* WORK ITEM
I'd like every line from the material below that has "color" in it.

* SOURCE MATERIAL

- Opening Delimiter -

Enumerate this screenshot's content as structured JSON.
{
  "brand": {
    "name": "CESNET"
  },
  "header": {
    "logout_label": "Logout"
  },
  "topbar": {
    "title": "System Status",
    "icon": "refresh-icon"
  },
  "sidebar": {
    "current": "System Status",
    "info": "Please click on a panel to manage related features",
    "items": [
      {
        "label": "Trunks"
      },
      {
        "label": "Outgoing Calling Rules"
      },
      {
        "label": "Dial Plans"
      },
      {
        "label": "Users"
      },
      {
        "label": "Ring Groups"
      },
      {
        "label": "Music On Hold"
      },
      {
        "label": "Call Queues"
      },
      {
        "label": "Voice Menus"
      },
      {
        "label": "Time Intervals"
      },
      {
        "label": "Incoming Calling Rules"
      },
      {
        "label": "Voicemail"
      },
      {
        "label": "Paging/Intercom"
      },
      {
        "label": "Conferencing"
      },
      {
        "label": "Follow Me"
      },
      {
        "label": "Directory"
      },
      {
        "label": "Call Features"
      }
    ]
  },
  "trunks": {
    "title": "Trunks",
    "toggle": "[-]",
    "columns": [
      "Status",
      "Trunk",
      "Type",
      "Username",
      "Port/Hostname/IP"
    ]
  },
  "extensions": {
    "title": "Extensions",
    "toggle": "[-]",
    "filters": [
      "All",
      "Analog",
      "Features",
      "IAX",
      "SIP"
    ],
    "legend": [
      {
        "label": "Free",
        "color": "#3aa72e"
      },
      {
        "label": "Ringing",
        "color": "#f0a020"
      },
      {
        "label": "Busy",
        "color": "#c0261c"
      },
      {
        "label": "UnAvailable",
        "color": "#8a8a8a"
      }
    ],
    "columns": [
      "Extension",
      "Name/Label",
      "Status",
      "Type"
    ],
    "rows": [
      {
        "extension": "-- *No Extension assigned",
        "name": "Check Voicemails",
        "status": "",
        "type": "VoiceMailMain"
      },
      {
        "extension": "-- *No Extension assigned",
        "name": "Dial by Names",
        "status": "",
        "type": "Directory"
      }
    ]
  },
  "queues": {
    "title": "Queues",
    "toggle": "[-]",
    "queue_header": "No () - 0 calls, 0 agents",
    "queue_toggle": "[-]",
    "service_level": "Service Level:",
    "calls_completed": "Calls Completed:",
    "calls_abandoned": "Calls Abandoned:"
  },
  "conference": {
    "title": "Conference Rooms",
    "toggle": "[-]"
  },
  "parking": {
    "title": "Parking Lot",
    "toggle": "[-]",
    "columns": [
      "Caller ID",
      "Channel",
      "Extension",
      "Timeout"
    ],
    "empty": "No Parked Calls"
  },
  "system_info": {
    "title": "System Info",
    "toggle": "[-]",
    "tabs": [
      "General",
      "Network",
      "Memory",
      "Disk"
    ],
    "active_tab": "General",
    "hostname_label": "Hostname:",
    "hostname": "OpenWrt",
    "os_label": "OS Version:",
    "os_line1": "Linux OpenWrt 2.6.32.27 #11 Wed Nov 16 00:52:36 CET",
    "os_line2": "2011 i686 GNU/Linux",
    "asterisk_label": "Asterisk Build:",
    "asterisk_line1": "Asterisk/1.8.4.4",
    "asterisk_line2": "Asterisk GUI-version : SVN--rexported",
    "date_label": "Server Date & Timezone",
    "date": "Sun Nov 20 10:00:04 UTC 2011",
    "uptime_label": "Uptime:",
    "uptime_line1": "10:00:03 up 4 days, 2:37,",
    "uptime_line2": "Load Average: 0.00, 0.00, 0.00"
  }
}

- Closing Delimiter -

* EXERCISE ANSWER
        "color": "#3aa72e"
        "color": "#f0a020"
        "color": "#c0261c"
        "color": "#8a8a8a"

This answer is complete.